After discharge, the coordinator contacts the designated outpatient physician's office to make sure that they've received whatever results were pending and are scheduled to see the patient. “If the patient does not have a scheduled appointment or has not followed up, the patient is called at home. If the patient still doesn't see their primary, they send a registered letter,” said Dr. Pine.
The system may not inspire the same enthusiasm as a personal phone call, but it does get a response out of patients. “Sometimes the patients will get letters and get very upset, saying, ‘Please tell the doctor I really appreciate what she did and I'm going to see my doctor, I promise,’” Dr. Pine described.
Although it's hard to measure results, she believes the program reduces medical and legal risk. Under the current reimbursement system, none of these follow-up programs provides direct financial benefit to hospitals or hospitalist programs, because their most likely result is a reduction in readmissions.
Rewarding the effort
But hospitalist programs have found motivations—in addition to improved quality of care—to convince their doctors to participate. In Dr. Pine's program, participation in the follow-up tracking is tied to hospitalist bonuses. At Geisinger, “we try to align the incentives as much as we can. There's a program that will incent them to play ball with the health navigators,” said Dr. Bulger.
Soon Medicare may add incentives as well, according to Mark V. Williams, FACP, chief of the hospital medicine division at Chicago's Northwestern Medical Center. “It's highly likely there will be penalties in the health care legislation for hospitals that have high readmission rates. Efforts that can successfully reduce hospital readmission rates will be financially beneficial to the hospital.” Improvements in patient satisfaction scores are also usually worth something to hospital leaders, he noted.
Dr. Williams is one of the leaders of Project BOOST, a discharge improvement program—ongoing in 30 hospitals and looking to expand further—that, among other initiatives, encourages phone follow-up with discharged patients. “Primarily they've centered around having nurses call the patient or a pharmacist or a social worker,” he explained. “At places that I've seen implement this, the floor nurses, especially the ones who discharged the patient from the hospital, really enjoy doing this.”
Whoever makes the call, the objective is the same. “There should be some kind of check-in with the patient in probably the 48- to 72-hour time frame to make sure they've made that transition from the hospital setting, where basically everything is taken care of, to now, when the patient is responsible for their own care,” said Dr. Williams.

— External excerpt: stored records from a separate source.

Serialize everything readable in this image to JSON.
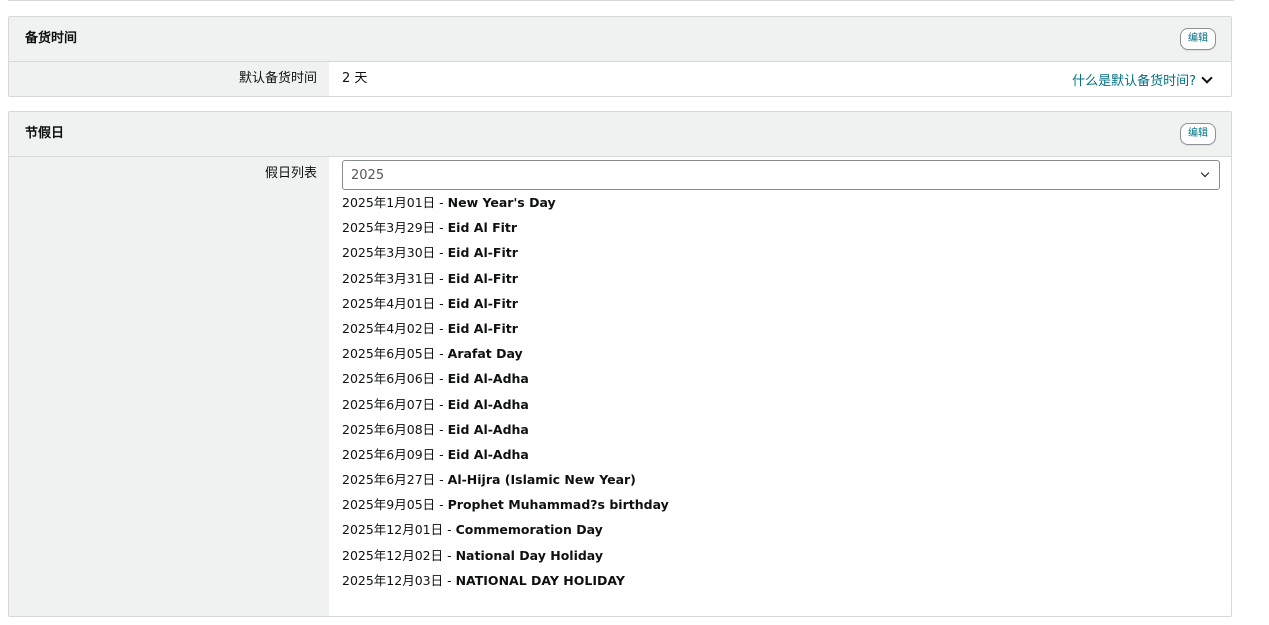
{
  "lead_time_section": {
    "title": "备货时间",
    "edit_label": "编辑",
    "row_label": "默认备货时间",
    "row_value": "2 天",
    "help_link": "什么是默认备货时间?"
  },
  "holiday_section": {
    "title": "节假日",
    "edit_label": "编辑",
    "row_label": "假日列表",
    "year_select": {
      "selected": "2025"
    },
    "separator": " - ",
    "holidays": [
      {
        "date": "2025年1月01日",
        "name": "New Year's Day"
      },
      {
        "date": "2025年3月29日",
        "name": "Eid Al Fitr"
      },
      {
        "date": "2025年3月30日",
        "name": "Eid Al-Fitr"
      },
      {
        "date": "2025年3月31日",
        "name": "Eid Al-Fitr"
      },
      {
        "date": "2025年4月01日",
        "name": "Eid Al-Fitr"
      },
      {
        "date": "2025年4月02日",
        "name": "Eid Al-Fitr"
      },
      {
        "date": "2025年6月05日",
        "name": "Arafat Day"
      },
      {
        "date": "2025年6月06日",
        "name": "Eid Al-Adha"
      },
      {
        "date": "2025年6月07日",
        "name": "Eid Al-Adha"
      },
      {
        "date": "2025年6月08日",
        "name": "Eid Al-Adha"
      },
      {
        "date": "2025年6月09日",
        "name": "Eid Al-Adha"
      },
      {
        "date": "2025年6月27日",
        "name": "Al-Hijra (Islamic New Year)"
      },
      {
        "date": "2025年9月05日",
        "name": "Prophet Muhammad?s birthday"
      },
      {
        "date": "2025年12月01日",
        "name": "Commemoration Day"
      },
      {
        "date": "2025年12月02日",
        "name": "National Day Holiday"
      },
      {
        "date": "2025年12月03日",
        "name": "NATIONAL DAY HOLIDAY"
      }
    ]
  },
  "colors": {
    "link": "#007185",
    "header_bg": "#f0f2f2",
    "border": "#d5d9d9",
    "text": "#0f1111"
  }
}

A step beyond
What if that check-in were in person, instead of over the phone? That's the idea behind a new program that Kirk Mathews, CEO and co-founder of Inpatient Management Inc. of St. Louis, is trying to launch in some of the hospitals his company serves.

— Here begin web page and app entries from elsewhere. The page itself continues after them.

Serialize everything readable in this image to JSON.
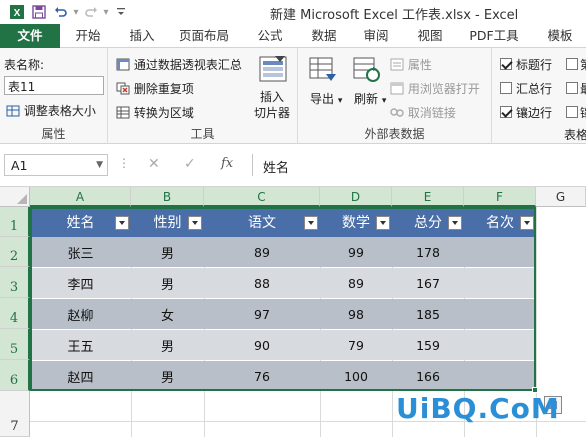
{
  "window": {
    "title": "新建 Microsoft Excel 工作表.xlsx - Excel"
  },
  "ribbon_tabs": [
    {
      "label": "文件",
      "active": false
    },
    {
      "label": "开始"
    },
    {
      "label": "插入"
    },
    {
      "label": "页面布局"
    },
    {
      "label": "公式"
    },
    {
      "label": "数据"
    },
    {
      "label": "审阅"
    },
    {
      "label": "视图"
    },
    {
      "label": "PDF工具"
    },
    {
      "label": "模板"
    }
  ],
  "ribbon": {
    "properties": {
      "table_name_label": "表名称:",
      "table_name_value": "表11",
      "resize_label": "调整表格大小",
      "group_label": "属性"
    },
    "tools": {
      "pivot_label": "通过数据透视表汇总",
      "dedupe_label": "删除重复项",
      "convert_label": "转换为区域",
      "slicer_label_1": "插入",
      "slicer_label_2": "切片器",
      "group_label": "工具"
    },
    "external": {
      "export_label": "导出",
      "refresh_label": "刷新",
      "properties_label": "属性",
      "browser_label": "用浏览器打开",
      "unlink_label": "取消链接",
      "group_label": "外部表数据"
    },
    "style_options": {
      "header_row": {
        "label": "标题行",
        "checked": true
      },
      "total_row": {
        "label": "汇总行",
        "checked": false
      },
      "banded_rows": {
        "label": "镶边行",
        "checked": true
      },
      "c1": {
        "label": "第",
        "checked": false
      },
      "c2": {
        "label": "最",
        "checked": false
      },
      "c3": {
        "label": "镶",
        "checked": false
      },
      "group_label": "表格"
    }
  },
  "formula_bar": {
    "name_box": "A1",
    "fx": "fx",
    "content": "姓名"
  },
  "grid": {
    "columns": [
      "A",
      "B",
      "C",
      "D",
      "E",
      "F",
      "G"
    ],
    "rows": [
      "1",
      "2",
      "3",
      "4",
      "5",
      "6",
      "7"
    ],
    "table": {
      "headers": [
        "姓名",
        "性别",
        "语文",
        "数学",
        "总分",
        "名次"
      ],
      "rows": [
        [
          "张三",
          "男",
          "89",
          "99",
          "178",
          ""
        ],
        [
          "李四",
          "男",
          "88",
          "89",
          "167",
          ""
        ],
        [
          "赵柳",
          "女",
          "97",
          "98",
          "185",
          ""
        ],
        [
          "王五",
          "男",
          "90",
          "79",
          "159",
          ""
        ],
        [
          "赵四",
          "男",
          "76",
          "100",
          "166",
          ""
        ]
      ]
    }
  },
  "watermark": "UiBQ.CoM",
  "colors": {
    "excel_green": "#217346",
    "table_header": "#4a6fa8",
    "band_dark": "#b8bfc8",
    "band_light": "#d7dbe0"
  }
}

“We are in some markets where the primary care shortage is so great that the first follow-up visit from a patient, particularly an unassigned patient, might not be for a month or more after discharge,” Mr. Mathews said. His solution is to open a part-time clinic within the hospital, staffed by a mid-level provider and supervised by a hospitalist, where patients could come for their first post-discharge visit.
The project is currently in the discussion stages; it still has to clear the concerns of outpatient and inpatient physicians. “A lot of hospitalists would look at it as practice creep,” noted Mr. Mathews. There's also the challenge of inpatient clinicians learning how to bill for outpatient care.
But if the idea gains physician and administration support, patients who are at high risk for readmission could start being seen in these hospitalist follow-up clinics as soon as the first quarter of 2010, Mr. Mathews said.